[Opening Data in this exercise section]

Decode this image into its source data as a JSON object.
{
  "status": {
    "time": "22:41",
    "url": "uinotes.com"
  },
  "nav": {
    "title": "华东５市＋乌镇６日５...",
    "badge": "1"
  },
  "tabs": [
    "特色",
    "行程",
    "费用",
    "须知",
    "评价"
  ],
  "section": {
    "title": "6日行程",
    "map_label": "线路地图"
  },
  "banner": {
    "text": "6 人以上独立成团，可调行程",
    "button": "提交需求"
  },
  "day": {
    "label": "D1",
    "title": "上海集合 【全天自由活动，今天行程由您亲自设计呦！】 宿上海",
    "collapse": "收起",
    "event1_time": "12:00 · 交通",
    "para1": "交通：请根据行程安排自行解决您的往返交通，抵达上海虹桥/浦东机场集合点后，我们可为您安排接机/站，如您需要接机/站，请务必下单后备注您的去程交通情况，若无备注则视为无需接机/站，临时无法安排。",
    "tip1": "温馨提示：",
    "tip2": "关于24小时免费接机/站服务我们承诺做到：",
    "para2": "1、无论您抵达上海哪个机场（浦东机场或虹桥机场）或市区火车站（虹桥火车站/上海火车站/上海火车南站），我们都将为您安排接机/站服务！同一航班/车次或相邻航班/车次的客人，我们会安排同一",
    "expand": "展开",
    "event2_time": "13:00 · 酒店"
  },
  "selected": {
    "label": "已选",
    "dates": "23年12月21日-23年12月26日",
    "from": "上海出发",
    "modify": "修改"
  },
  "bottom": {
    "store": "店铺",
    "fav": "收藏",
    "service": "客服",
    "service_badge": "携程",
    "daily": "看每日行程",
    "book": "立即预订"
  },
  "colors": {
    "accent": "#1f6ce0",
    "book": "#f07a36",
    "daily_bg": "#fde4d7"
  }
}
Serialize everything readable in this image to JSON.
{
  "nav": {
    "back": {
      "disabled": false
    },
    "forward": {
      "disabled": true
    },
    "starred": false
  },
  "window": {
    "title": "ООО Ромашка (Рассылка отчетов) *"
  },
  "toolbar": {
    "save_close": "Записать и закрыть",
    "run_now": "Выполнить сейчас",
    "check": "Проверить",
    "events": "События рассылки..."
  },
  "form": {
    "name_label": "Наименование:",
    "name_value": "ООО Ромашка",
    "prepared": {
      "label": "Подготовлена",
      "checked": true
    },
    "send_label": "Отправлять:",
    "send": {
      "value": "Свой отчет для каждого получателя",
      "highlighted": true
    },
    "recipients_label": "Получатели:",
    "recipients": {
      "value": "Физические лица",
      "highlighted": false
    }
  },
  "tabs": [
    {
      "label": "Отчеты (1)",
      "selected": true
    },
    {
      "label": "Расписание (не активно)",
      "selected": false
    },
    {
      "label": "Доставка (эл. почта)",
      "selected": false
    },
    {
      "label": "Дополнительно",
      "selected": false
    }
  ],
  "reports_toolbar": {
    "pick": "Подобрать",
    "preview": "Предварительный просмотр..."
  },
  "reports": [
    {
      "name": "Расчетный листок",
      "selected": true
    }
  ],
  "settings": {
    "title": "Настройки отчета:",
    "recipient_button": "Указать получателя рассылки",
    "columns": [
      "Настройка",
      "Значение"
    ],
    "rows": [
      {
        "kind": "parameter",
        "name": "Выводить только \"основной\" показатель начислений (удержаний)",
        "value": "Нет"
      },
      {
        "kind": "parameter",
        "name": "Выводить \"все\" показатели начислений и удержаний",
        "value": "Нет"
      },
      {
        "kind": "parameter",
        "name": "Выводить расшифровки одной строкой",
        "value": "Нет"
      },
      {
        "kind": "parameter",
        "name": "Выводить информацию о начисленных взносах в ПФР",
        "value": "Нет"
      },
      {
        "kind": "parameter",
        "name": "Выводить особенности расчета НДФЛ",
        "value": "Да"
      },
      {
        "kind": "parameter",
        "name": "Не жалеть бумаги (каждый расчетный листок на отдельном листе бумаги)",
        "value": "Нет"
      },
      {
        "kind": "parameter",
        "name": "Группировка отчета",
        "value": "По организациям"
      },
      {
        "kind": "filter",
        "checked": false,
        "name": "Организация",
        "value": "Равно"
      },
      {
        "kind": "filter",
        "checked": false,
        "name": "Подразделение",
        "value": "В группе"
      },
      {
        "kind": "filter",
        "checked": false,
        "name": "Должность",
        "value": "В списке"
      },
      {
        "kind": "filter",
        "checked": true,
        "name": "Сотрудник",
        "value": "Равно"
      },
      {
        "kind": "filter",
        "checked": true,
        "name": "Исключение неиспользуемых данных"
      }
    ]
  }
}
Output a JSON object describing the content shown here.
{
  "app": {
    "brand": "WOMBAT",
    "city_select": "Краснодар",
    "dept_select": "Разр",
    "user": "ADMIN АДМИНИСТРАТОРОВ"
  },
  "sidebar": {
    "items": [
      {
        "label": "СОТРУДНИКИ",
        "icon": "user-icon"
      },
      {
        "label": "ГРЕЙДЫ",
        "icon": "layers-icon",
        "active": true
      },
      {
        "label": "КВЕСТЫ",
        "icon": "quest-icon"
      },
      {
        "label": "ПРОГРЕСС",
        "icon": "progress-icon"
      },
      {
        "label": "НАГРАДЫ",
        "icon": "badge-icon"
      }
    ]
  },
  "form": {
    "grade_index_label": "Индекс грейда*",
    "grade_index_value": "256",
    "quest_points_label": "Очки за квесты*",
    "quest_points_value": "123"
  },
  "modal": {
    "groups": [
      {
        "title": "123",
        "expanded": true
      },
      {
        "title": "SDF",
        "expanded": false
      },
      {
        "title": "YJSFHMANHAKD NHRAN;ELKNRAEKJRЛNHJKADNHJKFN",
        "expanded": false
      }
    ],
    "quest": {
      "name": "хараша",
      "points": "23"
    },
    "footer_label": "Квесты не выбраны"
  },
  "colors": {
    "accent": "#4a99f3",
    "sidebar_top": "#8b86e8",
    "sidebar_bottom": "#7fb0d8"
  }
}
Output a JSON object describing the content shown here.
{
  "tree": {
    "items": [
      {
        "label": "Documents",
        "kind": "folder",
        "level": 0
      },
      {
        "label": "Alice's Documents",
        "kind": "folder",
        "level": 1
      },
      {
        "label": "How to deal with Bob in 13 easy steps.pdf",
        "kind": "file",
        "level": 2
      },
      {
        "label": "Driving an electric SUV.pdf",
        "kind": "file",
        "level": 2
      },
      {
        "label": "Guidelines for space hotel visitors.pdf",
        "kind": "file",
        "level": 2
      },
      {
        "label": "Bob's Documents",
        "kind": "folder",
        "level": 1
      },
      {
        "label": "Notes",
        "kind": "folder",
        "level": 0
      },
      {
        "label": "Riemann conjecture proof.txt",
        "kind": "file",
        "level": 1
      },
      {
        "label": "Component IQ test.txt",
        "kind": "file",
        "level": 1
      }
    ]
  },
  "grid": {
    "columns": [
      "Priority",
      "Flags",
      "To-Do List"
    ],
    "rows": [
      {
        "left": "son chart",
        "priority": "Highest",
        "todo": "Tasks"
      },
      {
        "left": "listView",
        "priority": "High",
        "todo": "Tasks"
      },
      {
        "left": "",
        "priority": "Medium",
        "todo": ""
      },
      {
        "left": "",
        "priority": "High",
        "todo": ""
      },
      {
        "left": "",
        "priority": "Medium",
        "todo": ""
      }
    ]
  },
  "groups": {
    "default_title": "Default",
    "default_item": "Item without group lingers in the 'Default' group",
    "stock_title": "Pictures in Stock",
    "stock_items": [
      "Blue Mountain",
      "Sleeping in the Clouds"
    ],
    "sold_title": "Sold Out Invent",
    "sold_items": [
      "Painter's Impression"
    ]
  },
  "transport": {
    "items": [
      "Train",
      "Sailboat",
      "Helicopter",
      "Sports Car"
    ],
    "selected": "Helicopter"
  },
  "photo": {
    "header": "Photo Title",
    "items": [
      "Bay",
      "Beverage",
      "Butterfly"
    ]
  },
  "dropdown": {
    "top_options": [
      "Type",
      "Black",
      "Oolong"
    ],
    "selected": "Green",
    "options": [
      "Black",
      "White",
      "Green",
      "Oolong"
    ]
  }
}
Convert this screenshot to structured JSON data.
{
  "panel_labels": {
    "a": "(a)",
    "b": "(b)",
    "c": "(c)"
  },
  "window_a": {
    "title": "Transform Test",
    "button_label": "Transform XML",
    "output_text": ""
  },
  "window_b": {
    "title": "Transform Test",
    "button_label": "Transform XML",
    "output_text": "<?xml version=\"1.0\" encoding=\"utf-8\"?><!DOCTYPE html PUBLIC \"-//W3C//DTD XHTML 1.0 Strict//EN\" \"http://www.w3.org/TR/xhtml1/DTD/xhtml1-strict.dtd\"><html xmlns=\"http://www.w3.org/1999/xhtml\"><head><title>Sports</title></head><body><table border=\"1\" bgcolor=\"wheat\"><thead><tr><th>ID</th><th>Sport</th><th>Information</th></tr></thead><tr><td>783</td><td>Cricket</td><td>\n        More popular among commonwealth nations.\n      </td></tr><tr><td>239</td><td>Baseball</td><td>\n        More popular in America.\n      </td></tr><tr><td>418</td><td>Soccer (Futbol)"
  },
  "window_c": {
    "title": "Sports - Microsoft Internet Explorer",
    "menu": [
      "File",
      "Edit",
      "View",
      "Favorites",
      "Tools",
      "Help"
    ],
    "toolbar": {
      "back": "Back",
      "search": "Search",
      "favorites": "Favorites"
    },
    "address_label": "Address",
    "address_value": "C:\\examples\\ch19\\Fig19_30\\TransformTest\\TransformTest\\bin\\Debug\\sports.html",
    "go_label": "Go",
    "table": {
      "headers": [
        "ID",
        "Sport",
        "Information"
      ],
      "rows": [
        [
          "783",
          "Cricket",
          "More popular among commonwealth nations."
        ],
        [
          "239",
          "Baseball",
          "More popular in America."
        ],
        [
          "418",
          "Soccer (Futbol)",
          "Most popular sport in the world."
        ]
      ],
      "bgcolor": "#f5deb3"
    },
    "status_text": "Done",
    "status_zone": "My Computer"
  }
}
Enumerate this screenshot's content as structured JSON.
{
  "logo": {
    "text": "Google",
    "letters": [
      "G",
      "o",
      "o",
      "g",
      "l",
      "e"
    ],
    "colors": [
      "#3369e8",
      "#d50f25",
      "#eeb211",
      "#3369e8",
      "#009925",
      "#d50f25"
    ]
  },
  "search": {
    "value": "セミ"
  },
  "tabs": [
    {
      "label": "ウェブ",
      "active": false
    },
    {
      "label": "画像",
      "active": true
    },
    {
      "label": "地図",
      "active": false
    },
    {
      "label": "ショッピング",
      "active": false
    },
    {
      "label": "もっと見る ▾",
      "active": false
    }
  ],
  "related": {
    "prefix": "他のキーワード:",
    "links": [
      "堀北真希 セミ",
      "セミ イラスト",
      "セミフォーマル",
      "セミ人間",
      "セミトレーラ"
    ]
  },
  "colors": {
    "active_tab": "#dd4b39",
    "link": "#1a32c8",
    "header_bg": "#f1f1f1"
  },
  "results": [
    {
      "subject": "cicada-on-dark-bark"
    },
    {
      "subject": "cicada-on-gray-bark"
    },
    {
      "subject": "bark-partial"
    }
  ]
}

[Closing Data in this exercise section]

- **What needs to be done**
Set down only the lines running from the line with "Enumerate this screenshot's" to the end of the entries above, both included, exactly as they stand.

- **Expected output**
Enumerate this screenshot's content as structured JSON.
{
  "logo": {
    "text": "Google",
    "letters": [
      "G",
      "o",
      "o",
      "g",
      "l",
      "e"
    ],
    "colors": [
      "#3369e8",
      "#d50f25",
      "#eeb211",
      "#3369e8",
      "#009925",
      "#d50f25"
    ]
  },
  "search": {
    "value": "セミ"
  },
  "tabs": [
    {
      "label": "ウェブ",
      "active": false
    },
    {
      "label": "画像",
      "active": true
    },
    {
      "label": "地図",
      "active": false
    },
    {
      "label": "ショッピング",
      "active": false
    },
    {
      "label": "もっと見る ▾",
      "active": false
    }
  ],
  "related": {
    "prefix": "他のキーワード:",
    "links": [
      "堀北真希 セミ",
      "セミ イラスト",
      "セミフォーマル",
      "セミ人間",
      "セミトレーラ"
    ]
  },
  "colors": {
    "active_tab": "#dd4b39",
    "link": "#1a32c8",
    "header_bg": "#f1f1f1"
  },
  "results": [
    {
      "subject": "cicada-on-dark-bark"
    },
    {
      "subject": "cicada-on-gray-bark"
    },
    {
      "subject": "bark-partial"
    }
  ]
}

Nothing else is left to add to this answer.